--- START ---

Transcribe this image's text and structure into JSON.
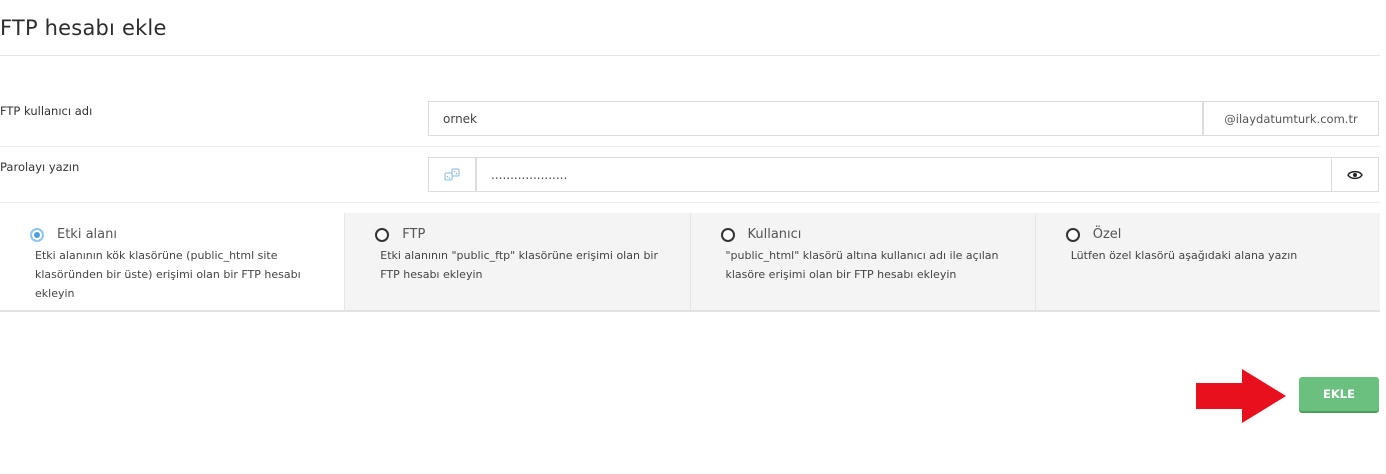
{
  "page": {
    "title": "FTP hesabı ekle"
  },
  "username_row": {
    "label": "FTP kullanıcı adı",
    "value": "ornek",
    "domain_suffix": "@ilaydatumturk.com.tr"
  },
  "password_row": {
    "label": "Parolayı yazın",
    "value": "....................",
    "generate_icon": "dice-icon",
    "toggle_icon": "eye-icon"
  },
  "options": [
    {
      "title": "Etki alanı",
      "description": "Etki alanının kök klasörüne (public_html site klasöründen bir üste) erişimi olan bir FTP hesabı ekleyin",
      "selected": true
    },
    {
      "title": "FTP",
      "description": "Etki alanının \"public_ftp\" klasörüne erişimi olan bir FTP hesabı ekleyin",
      "selected": false
    },
    {
      "title": "Kullanıcı",
      "description": "\"public_html\" klasörü altına kullanıcı adı ile açılan klasöre erişimi olan bir FTP hesabı ekleyin",
      "selected": false
    },
    {
      "title": "Özel",
      "description": "Lütfen özel klasörü aşağıdaki alana yazın",
      "selected": false
    }
  ],
  "actions": {
    "submit_label": "EKLE"
  },
  "colors": {
    "submit": "#6cc07f",
    "arrow": "#e8101c",
    "radio_selected": "#4d9de0"
  }
}
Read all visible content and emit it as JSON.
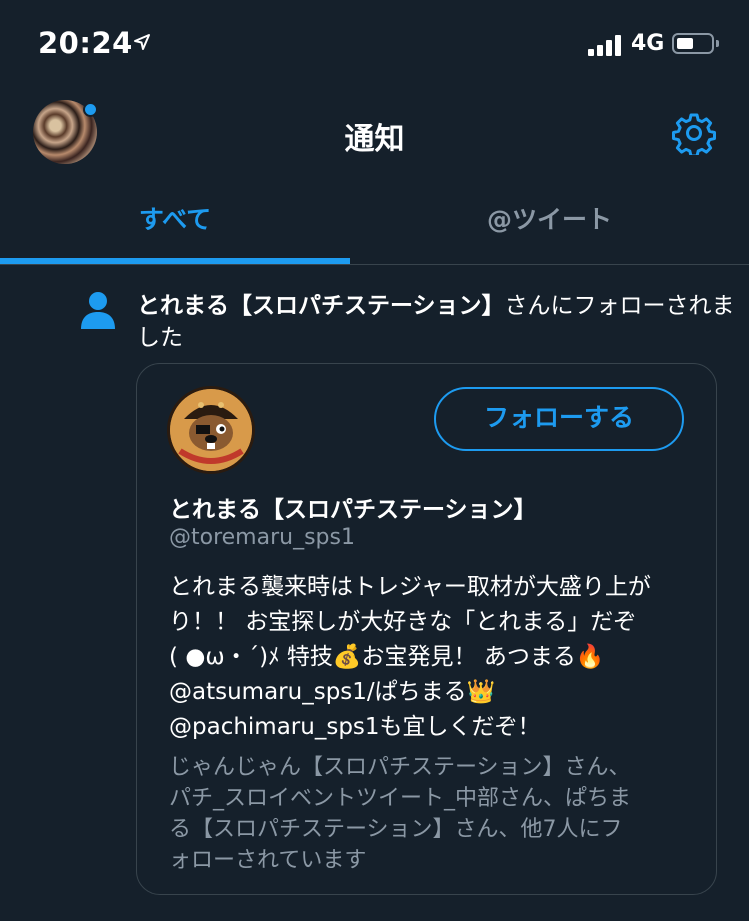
{
  "status_bar": {
    "time": "20:24",
    "network": "4G",
    "icons": [
      "location-arrow-icon",
      "signal-icon",
      "battery-icon"
    ]
  },
  "header": {
    "title": "通知",
    "settings_icon": "gear-icon"
  },
  "tabs": [
    {
      "label": "すべて",
      "active": true
    },
    {
      "label": "@ツイート",
      "active": false
    }
  ],
  "notification": {
    "icon": "person-icon",
    "actor": "とれまる【スロパチステーション】",
    "action_text": "さんにフォローされました"
  },
  "profile_card": {
    "name": "とれまる【スロパチステーション】",
    "handle": "@toremaru_sps1",
    "follow_button_label": "フォローする",
    "bio_lines": [
      "とれまる襲来時はトレジャー取材が大盛り上が",
      "り！！ お宝探しが大好きな「とれまる」だぞ",
      "( ●ω・´)ﾒ 特技💰お宝発見！ あつまる🔥",
      "@atsumaru_sps1/ぱちまる👑",
      "@pachimaru_sps1も宜しくだぞ！"
    ],
    "followed_by_lines": [
      "じゃんじゃん【スロパチステーション】さん、",
      "パチ_スロイベントツイート_中部さん、ぱちま",
      "る【スロパチステーション】さん、他7人にフ",
      "ォローされています"
    ]
  },
  "colors": {
    "background": "#15202b",
    "accent": "#1d9bf0",
    "secondary_text": "#8b98a5",
    "border": "#38444d"
  }
}
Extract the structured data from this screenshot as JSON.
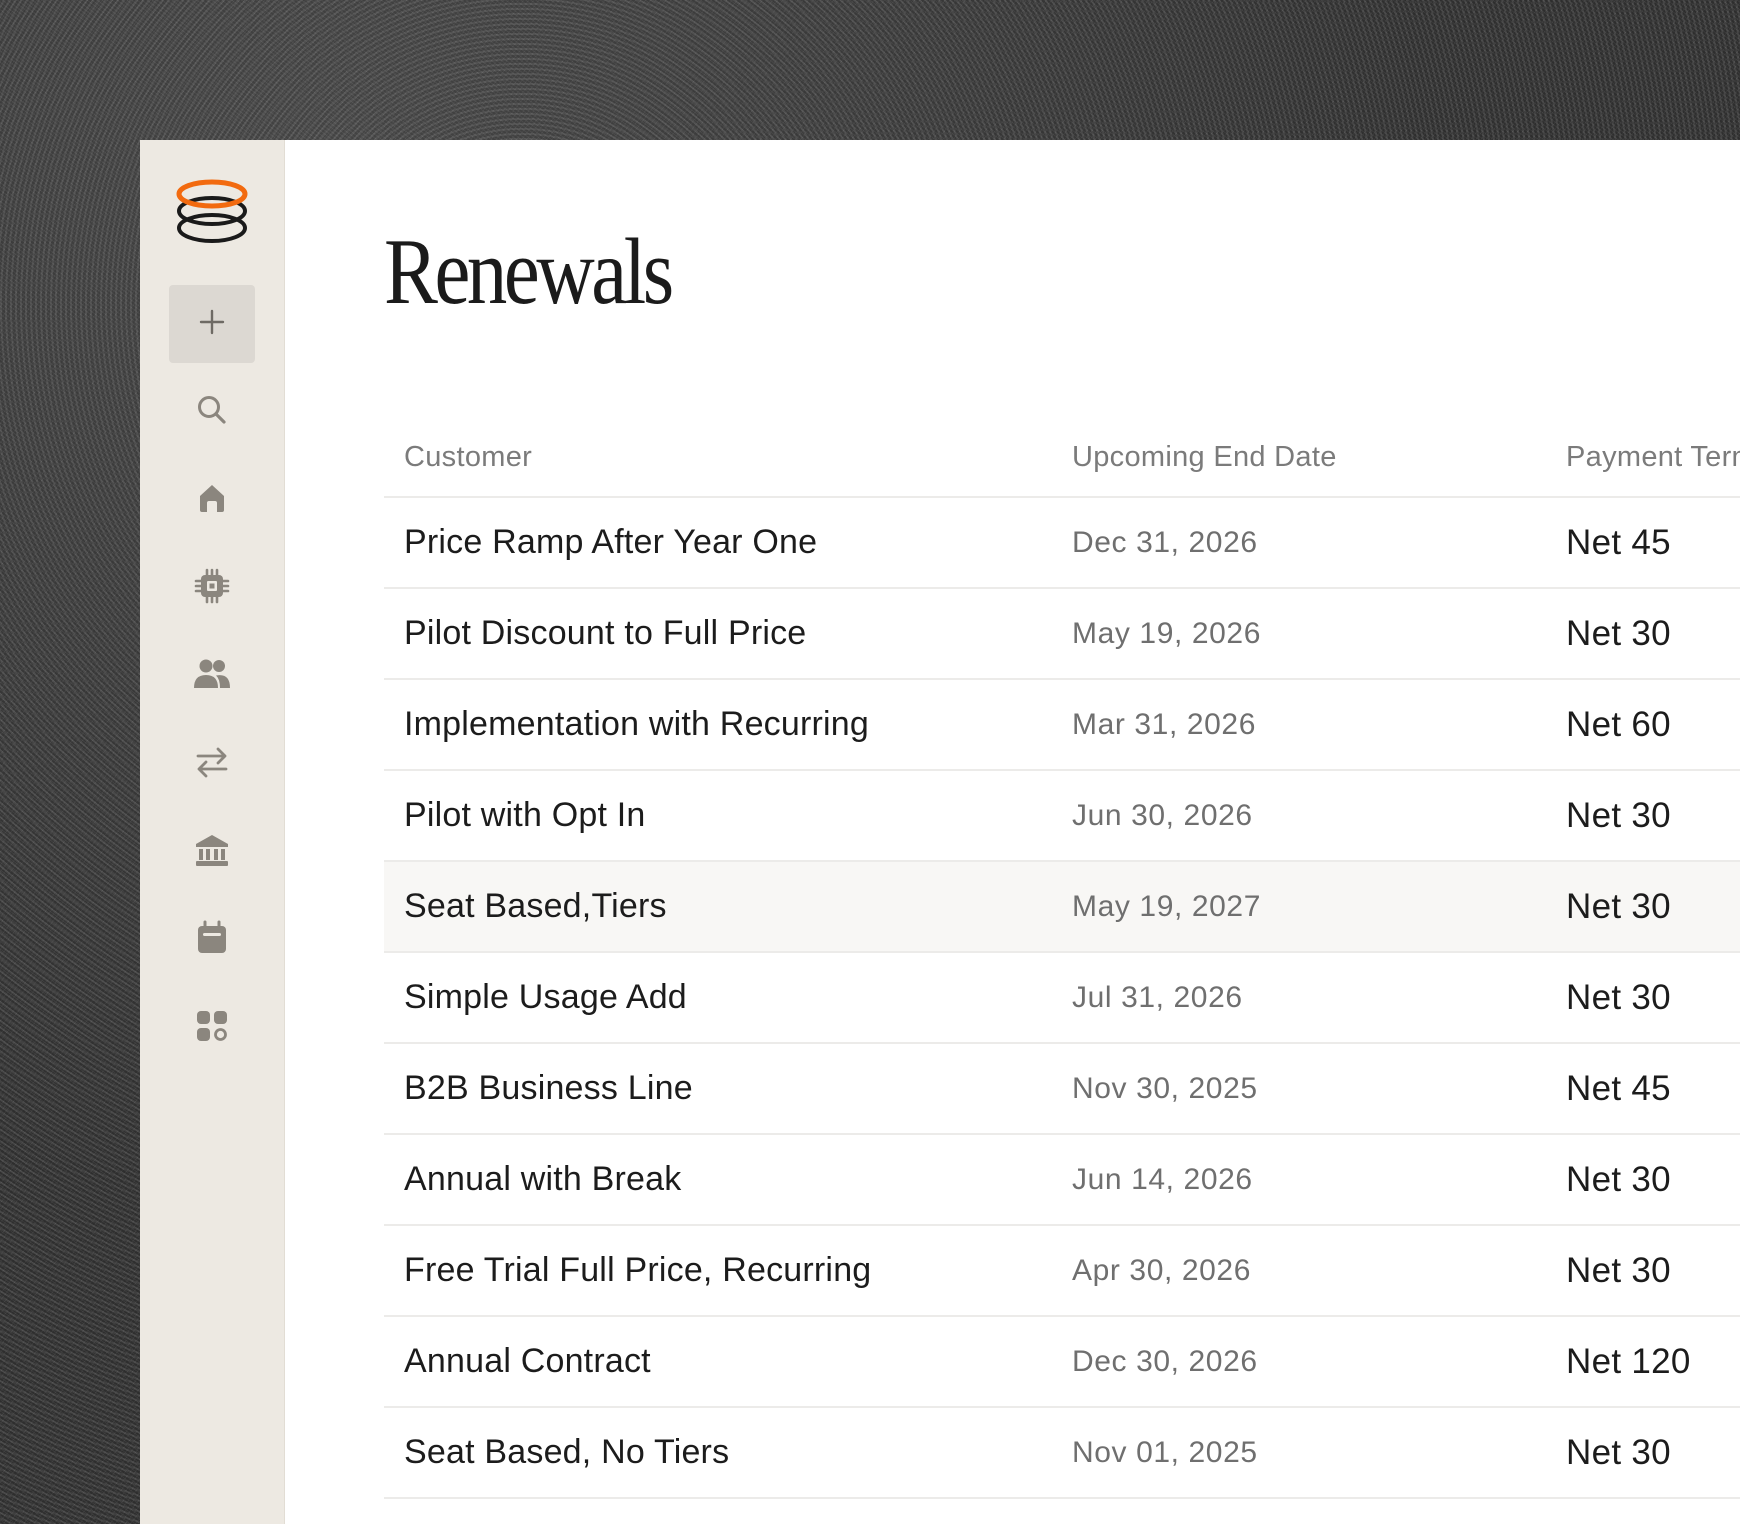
{
  "app": {
    "page_title": "Renewals",
    "accent_color": "#f26a0f"
  },
  "sidebar": {
    "logo_icon": "stacked-rings-logo",
    "new_button_icon": "plus-icon",
    "items": [
      {
        "icon": "search-icon"
      },
      {
        "icon": "home-icon"
      },
      {
        "icon": "chip-icon"
      },
      {
        "icon": "users-icon"
      },
      {
        "icon": "transfer-arrows-icon"
      },
      {
        "icon": "bank-icon"
      },
      {
        "icon": "calendar-icon"
      },
      {
        "icon": "apps-grid-icon"
      }
    ]
  },
  "table": {
    "columns": {
      "customer": "Customer",
      "end_date": "Upcoming End Date",
      "payment_terms": "Payment Terms"
    },
    "rows": [
      {
        "customer": "Price Ramp After Year One",
        "end_date": "Dec 31, 2026",
        "payment_terms": "Net 45"
      },
      {
        "customer": "Pilot Discount to Full Price",
        "end_date": "May 19, 2026",
        "payment_terms": "Net 30"
      },
      {
        "customer": "Implementation with Recurring",
        "end_date": "Mar 31, 2026",
        "payment_terms": "Net 60"
      },
      {
        "customer": "Pilot with Opt In",
        "end_date": "Jun 30, 2026",
        "payment_terms": "Net 30"
      },
      {
        "customer": "Seat Based,Tiers",
        "end_date": "May 19, 2027",
        "payment_terms": "Net 30"
      },
      {
        "customer": "Simple Usage Add",
        "end_date": "Jul 31, 2026",
        "payment_terms": "Net 30"
      },
      {
        "customer": "B2B Business Line",
        "end_date": "Nov 30, 2025",
        "payment_terms": "Net 45"
      },
      {
        "customer": "Annual with Break",
        "end_date": "Jun 14, 2026",
        "payment_terms": "Net 30"
      },
      {
        "customer": "Free Trial Full Price, Recurring",
        "end_date": "Apr 30, 2026",
        "payment_terms": "Net 30"
      },
      {
        "customer": "Annual Contract",
        "end_date": "Dec 30, 2026",
        "payment_terms": "Net 120"
      },
      {
        "customer": "Seat Based, No Tiers",
        "end_date": "Nov 01, 2025",
        "payment_terms": "Net 30"
      }
    ]
  }
}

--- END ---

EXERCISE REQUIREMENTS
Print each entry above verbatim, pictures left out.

OUTPUT OF THE EXERCISE
Transcribe this image's text and structure into JSON.
{
  "page": {
    "title": "FTP hesabı ekle"
  },
  "username_row": {
    "label": "FTP kullanıcı adı",
    "value": "ornek",
    "domain_suffix": "@ilaydatumturk.com.tr"
  },
  "password_row": {
    "label": "Parolayı yazın",
    "value": "....................",
    "generate_icon": "dice-icon",
    "toggle_icon": "eye-icon"
  },
  "options": [
    {
      "title": "Etki alanı",
      "description": "Etki alanının kök klasörüne (public_html site klasöründen bir üste) erişimi olan bir FTP hesabı ekleyin",
      "selected": true
    },
    {
      "title": "FTP",
      "description": "Etki alanının \"public_ftp\" klasörüne erişimi olan bir FTP hesabı ekleyin",
      "selected": false
    },
    {
      "title": "Kullanıcı",
      "description": "\"public_html\" klasörü altına kullanıcı adı ile açılan klasöre erişimi olan bir FTP hesabı ekleyin",
      "selected": false
    },
    {
      "title": "Özel",
      "description": "Lütfen özel klasörü aşağıdaki alana yazın",
      "selected": false
    }
  ],
  "actions": {
    "submit_label": "EKLE"
  },
  "colors": {
    "submit": "#6cc07f",
    "arrow": "#e8101c",
    "radio_selected": "#4d9de0"
  }
}
Read all visible content and emit it as JSON.
{
  "status_bar": {
    "time": "20:24",
    "network": "4G",
    "icons": [
      "location-arrow-icon",
      "signal-icon",
      "battery-icon"
    ]
  },
  "header": {
    "title": "通知",
    "settings_icon": "gear-icon"
  },
  "tabs": [
    {
      "label": "すべて",
      "active": true
    },
    {
      "label": "@ツイート",
      "active": false
    }
  ],
  "notification": {
    "icon": "person-icon",
    "actor": "とれまる【スロパチステーション】",
    "action_text": "さんにフォローされました"
  },
  "profile_card": {
    "name": "とれまる【スロパチステーション】",
    "handle": "@toremaru_sps1",
    "follow_button_label": "フォローする",
    "bio_lines": [
      "とれまる襲来時はトレジャー取材が大盛り上が",
      "り！！ お宝探しが大好きな「とれまる」だぞ",
      "( ●ω・´)ﾒ 特技💰お宝発見！ あつまる🔥",
      "@atsumaru_sps1/ぱちまる👑",
      "@pachimaru_sps1も宜しくだぞ！"
    ],
    "followed_by_lines": [
      "じゃんじゃん【スロパチステーション】さん、",
      "パチ_スロイベントツイート_中部さん、ぱちま",
      "る【スロパチステーション】さん、他7人にフ",
      "ォローされています"
    ]
  },
  "colors": {
    "background": "#15202b",
    "accent": "#1d9bf0",
    "secondary_text": "#8b98a5",
    "border": "#38444d"
  }
}
Extract the structured data from this screenshot as JSON.
{
  "app": {
    "page_title": "Renewals",
    "accent_color": "#f26a0f"
  },
  "sidebar": {
    "logo_icon": "stacked-rings-logo",
    "new_button_icon": "plus-icon",
    "items": [
      {
        "icon": "search-icon"
      },
      {
        "icon": "home-icon"
      },
      {
        "icon": "chip-icon"
      },
      {
        "icon": "users-icon"
      },
      {
        "icon": "transfer-arrows-icon"
      },
      {
        "icon": "bank-icon"
      },
      {
        "icon": "calendar-icon"
      },
      {
        "icon": "apps-grid-icon"
      }
    ]
  },
  "table": {
    "columns": {
      "customer": "Customer",
      "end_date": "Upcoming End Date",
      "payment_terms": "Payment Terms"
    },
    "rows": [
      {
        "customer": "Price Ramp After Year One",
        "end_date": "Dec 31, 2026",
        "payment_terms": "Net 45"
      },
      {
        "customer": "Pilot Discount to Full Price",
        "end_date": "May 19, 2026",
        "payment_terms": "Net 30"
      },
      {
        "customer": "Implementation with Recurring",
        "end_date": "Mar 31, 2026",
        "payment_terms": "Net 60"
      },
      {
        "customer": "Pilot with Opt In",
        "end_date": "Jun 30, 2026",
        "payment_terms": "Net 30"
      },
      {
        "customer": "Seat Based,Tiers",
        "end_date": "May 19, 2027",
        "payment_terms": "Net 30"
      },
      {
        "customer": "Simple Usage Add",
        "end_date": "Jul 31, 2026",
        "payment_terms": "Net 30"
      },
      {
        "customer": "B2B Business Line",
        "end_date": "Nov 30, 2025",
        "payment_terms": "Net 45"
      },
      {
        "customer": "Annual with Break",
        "end_date": "Jun 14, 2026",
        "payment_terms": "Net 30"
      },
      {
        "customer": "Free Trial Full Price, Recurring",
        "end_date": "Apr 30, 2026",
        "payment_terms": "Net 30"
      },
      {
        "customer": "Annual Contract",
        "end_date": "Dec 30, 2026",
        "payment_terms": "Net 120"
      },
      {
        "customer": "Seat Based, No Tiers",
        "end_date": "Nov 01, 2025",
        "payment_terms": "Net 30"
      }
    ]
  }
}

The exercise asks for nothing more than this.